[Collected data entries]
════════════════════

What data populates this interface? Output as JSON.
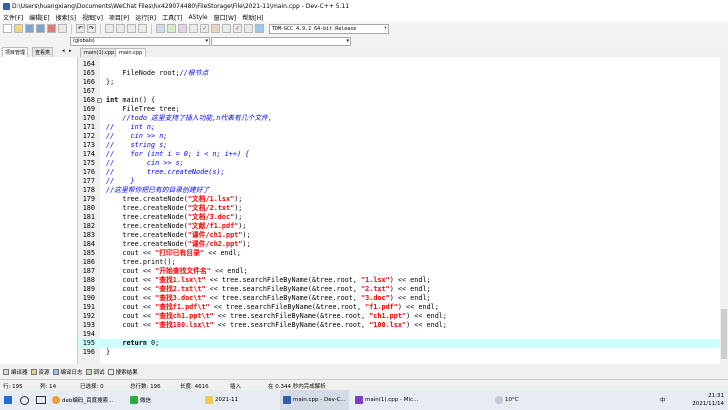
{
  "window": {
    "title": "D:\\Users\\huangxiang\\Documents\\WeChat Files\\hx429074480\\FileStorage\\File\\2021-11\\main.cpp - Dev-C++ 5.11"
  },
  "menu": [
    "文件[F]",
    "编辑[E]",
    "搜索[S]",
    "视图[V]",
    "项目[P]",
    "运行[R]",
    "工具[T]",
    "AStyle",
    "窗口[W]",
    "帮助[H]"
  ],
  "toolbar": {
    "compiler": "TDM-GCC 4.9.2 64-bit Release",
    "scope": "(globals)"
  },
  "left_tabs": [
    "项目管理",
    "查看类"
  ],
  "editor_tabs": [
    "main(1).cpp",
    "main.cpp"
  ],
  "code": [
    {
      "n": "164",
      "t": ""
    },
    {
      "n": "165",
      "t": "    FileNode root;//根节点"
    },
    {
      "n": "166",
      "t": "};",
      "fold": "end"
    },
    {
      "n": "167",
      "t": ""
    },
    {
      "n": "168",
      "t": "int main() {",
      "fold": "start"
    },
    {
      "n": "169",
      "t": "    FileTree tree;"
    },
    {
      "n": "170",
      "t": "    //todo 这里支持了插入功能,n代表有几个文件,"
    },
    {
      "n": "171",
      "t": "//    int n;"
    },
    {
      "n": "172",
      "t": "//    cin >> n;"
    },
    {
      "n": "173",
      "t": "//    string s;"
    },
    {
      "n": "174",
      "t": "//    for (int i = 0; i < n; i++) {"
    },
    {
      "n": "175",
      "t": "//        cin >> s;"
    },
    {
      "n": "176",
      "t": "//        tree.createNode(s);"
    },
    {
      "n": "177",
      "t": "//    }"
    },
    {
      "n": "178",
      "t": "//这里帮你把已有的目录创建好了"
    },
    {
      "n": "179",
      "t": "    tree.createNode(\"文档/1.lsx\");"
    },
    {
      "n": "180",
      "t": "    tree.createNode(\"文档/2.txt\");"
    },
    {
      "n": "181",
      "t": "    tree.createNode(\"文档/3.doc\");"
    },
    {
      "n": "182",
      "t": "    tree.createNode(\"文献/f1.pdf\");"
    },
    {
      "n": "183",
      "t": "    tree.createNode(\"课件/ch1.ppt\");"
    },
    {
      "n": "184",
      "t": "    tree.createNode(\"课件/ch2.ppt\");"
    },
    {
      "n": "185",
      "t": "    cout << \"打印已有目录\" << endl;"
    },
    {
      "n": "186",
      "t": "    tree.print();"
    },
    {
      "n": "187",
      "t": "    cout << \"开始查找文件名\" << endl;"
    },
    {
      "n": "188",
      "t": "    cout << \"查找1.lsx\\t\" << tree.searchFileByName(&tree.root, \"1.lsx\") << endl;"
    },
    {
      "n": "189",
      "t": "    cout << \"查找2.txt\\t\" << tree.searchFileByName(&tree.root, \"2.txt\") << endl;"
    },
    {
      "n": "190",
      "t": "    cout << \"查找3.doc\\t\" << tree.searchFileByName(&tree.root, \"3.doc\") << endl;"
    },
    {
      "n": "191",
      "t": "    cout << \"查找f1.pdf\\t\" << tree.searchFileByName(&tree.root, \"f1.pdf\") << endl;"
    },
    {
      "n": "192",
      "t": "    cout << \"查找ch1.ppt\\t\" << tree.searchFileByName(&tree.root, \"ch1.ppt\") << endl;"
    },
    {
      "n": "193",
      "t": "    cout << \"查找100.lsx\\t\" << tree.searchFileByName(&tree.root, \"100.lsx\") << endl;"
    },
    {
      "n": "194",
      "t": ""
    },
    {
      "n": "195",
      "t": "    return 0;",
      "current": true
    },
    {
      "n": "196",
      "t": "}",
      "fold": "end"
    }
  ],
  "bottom_tabs": [
    "编译器",
    "资源",
    "编译日志",
    "调试",
    "搜索结果"
  ],
  "status": {
    "row_label": "行:",
    "row": "195",
    "col_label": "列:",
    "col": "14",
    "sel_label": "已选择:",
    "sel": "0",
    "total_label": "总行数:",
    "total": "196",
    "len_label": "长度:",
    "len": "4616",
    "mode": "插入",
    "parse": "在 0.344 秒内完成解析"
  },
  "taskbar": {
    "items": [
      "deb编码_百度搜索...",
      "微信",
      "2021-11",
      "main.cpp - Dev-C...",
      "main(1).cpp - Mic..."
    ],
    "weather": "10°C",
    "ime": "中",
    "time": "21:31",
    "date": "2021/11/14"
  }
}
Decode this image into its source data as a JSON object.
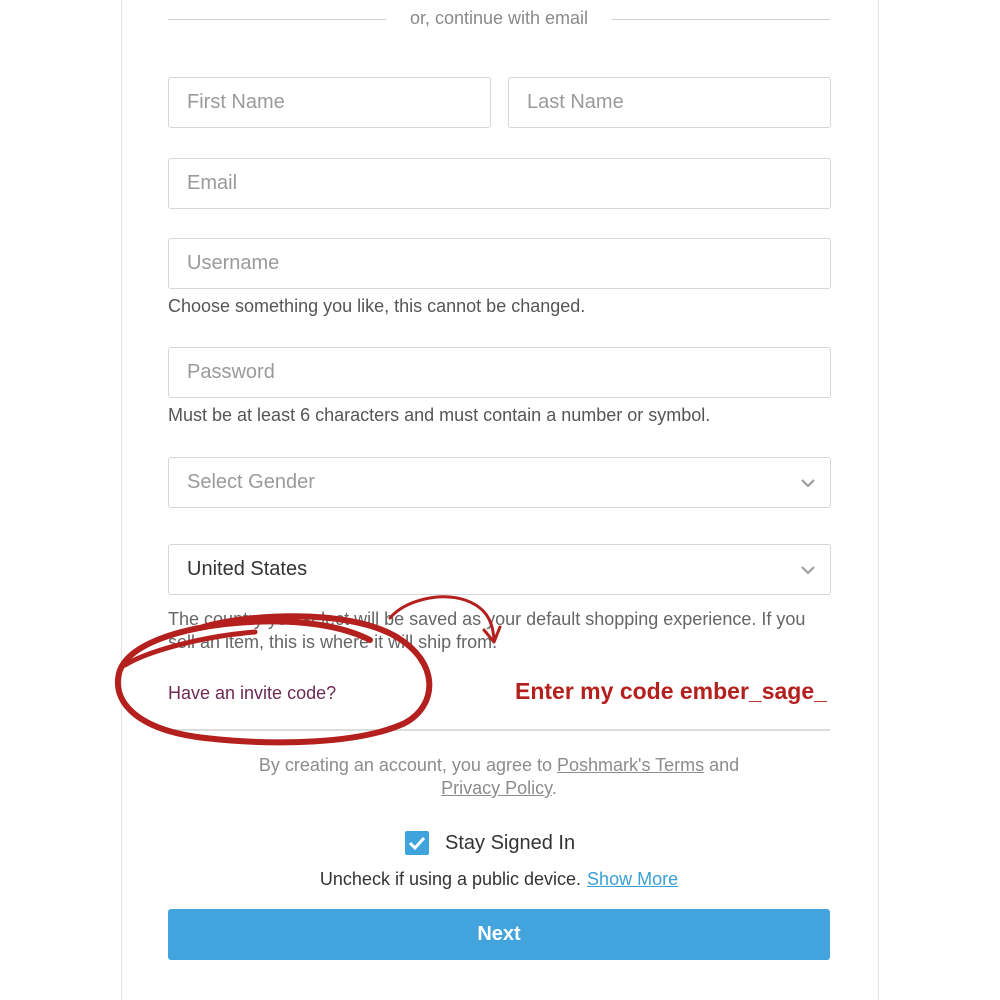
{
  "divider": {
    "text": "or, continue with email"
  },
  "form": {
    "first_name_placeholder": "First Name",
    "last_name_placeholder": "Last Name",
    "email_placeholder": "Email",
    "username_placeholder": "Username",
    "username_helper": "Choose something you like, this cannot be changed.",
    "password_placeholder": "Password",
    "password_helper": "Must be at least 6 characters and must contain a number or symbol.",
    "gender_placeholder": "Select Gender",
    "country_value": "United States",
    "country_helper": "The country you select will be saved as your default shopping experience. If you sell an item, this is where it will ship from.",
    "invite_link": "Have an invite code?"
  },
  "annotation": {
    "text": "Enter my code ember_sage_",
    "color": "#b3201d"
  },
  "terms": {
    "prefix": "By creating an account, you agree to ",
    "terms_link": "Poshmark's Terms",
    "middle": " and",
    "privacy_link": "Privacy Policy",
    "suffix": "."
  },
  "stay_signed_in": {
    "label": "Stay Signed In",
    "checked": true,
    "note": "Uncheck if using a public device.",
    "show_more": "Show More"
  },
  "next_button": {
    "label": "Next"
  },
  "colors": {
    "accent": "#43a3dc",
    "invite_link": "#6c2a55",
    "checkbox": "#3fa4dc"
  },
  "icons": [
    "chevron-down-icon",
    "check-icon"
  ]
}
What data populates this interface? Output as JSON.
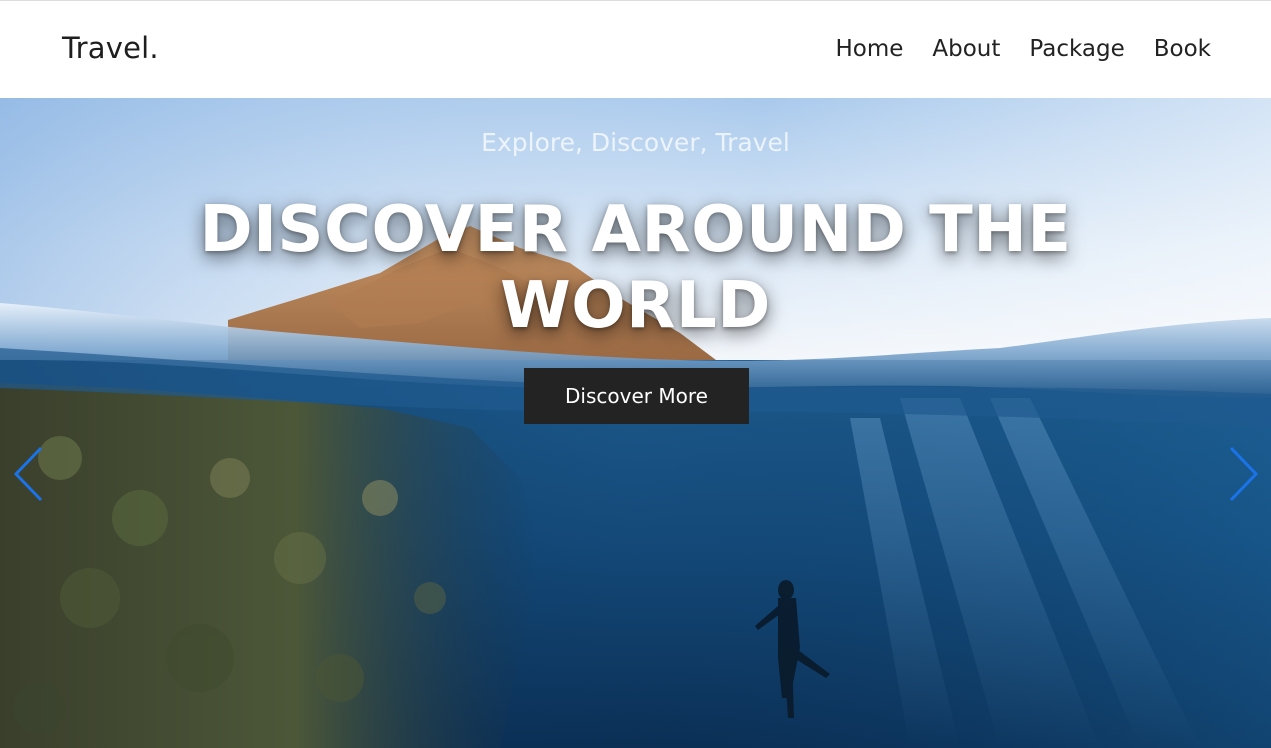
{
  "navbar": {
    "brand": "Travel.",
    "links": [
      {
        "label": "Home"
      },
      {
        "label": "About"
      },
      {
        "label": "Package"
      },
      {
        "label": "Book"
      }
    ]
  },
  "hero": {
    "subtitle": "Explore, Discover, Travel",
    "title": "DISCOVER AROUND THE WORLD",
    "cta_label": "Discover More",
    "prev_icon": "chevron-left-icon",
    "next_icon": "chevron-right-icon",
    "arrow_color": "#1a73e8"
  }
}
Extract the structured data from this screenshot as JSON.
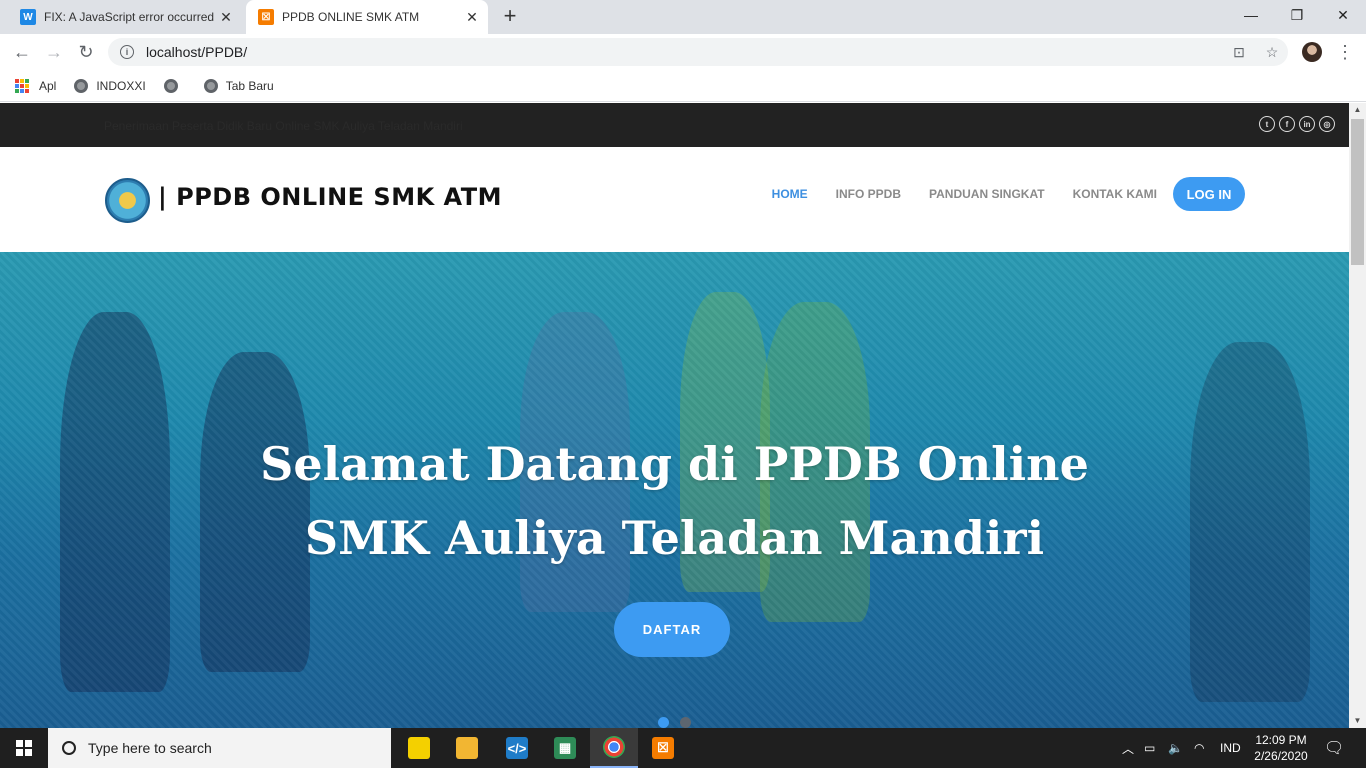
{
  "browser": {
    "tabs": [
      {
        "title": "FIX: A JavaScript error occurred in",
        "favicon": "W",
        "favicon_color": "#1e88e5"
      },
      {
        "title": "PPDB ONLINE SMK ATM",
        "favicon": "☒",
        "favicon_color": "#f57c00"
      }
    ],
    "url": "localhost/PPDB/",
    "bookmarks": [
      {
        "label": "Apl",
        "icon": "apps-grid-icon"
      },
      {
        "label": "INDOXXI",
        "icon": "globe-icon"
      },
      {
        "label": "",
        "icon": "globe-icon"
      },
      {
        "label": "Tab Baru",
        "icon": "globe-icon"
      }
    ]
  },
  "page": {
    "topbar_text": "Penerimaan Peserta Didik Baru Online SMK Auliya Teladan Mandiri",
    "social_icons": [
      "twitter-icon",
      "facebook-icon",
      "linkedin-icon",
      "instagram-icon"
    ],
    "brand": "| PPDB ONLINE SMK ATM",
    "nav": [
      {
        "label": "HOME",
        "active": true
      },
      {
        "label": "INFO PPDB",
        "active": false
      },
      {
        "label": "PANDUAN SINGKAT",
        "active": false
      },
      {
        "label": "KONTAK KAMI",
        "active": false
      }
    ],
    "login_label": "LOG IN",
    "hero": {
      "title_line1": "Selamat Datang di PPDB Online",
      "title_line2": "SMK Auliya Teladan Mandiri",
      "button": "DAFTAR",
      "slides": 2,
      "active_slide": 1
    },
    "accent_color": "#3d9bf2"
  },
  "taskbar": {
    "search_placeholder": "Type here to search",
    "apps": [
      "sticky-notes-icon",
      "file-explorer-icon",
      "vscode-icon",
      "spreadsheet-icon",
      "chrome-icon",
      "xampp-icon"
    ],
    "language": "IND",
    "time": "12:09 PM",
    "date": "2/26/2020"
  }
}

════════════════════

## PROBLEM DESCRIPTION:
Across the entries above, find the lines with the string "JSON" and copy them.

## RESPONSE:
What data populates this interface? Output as JSON.
Decode this image into its source data as a JSON object.
What data populates this interface? Output as JSON.
Extract the structured data from this screenshot as JSON.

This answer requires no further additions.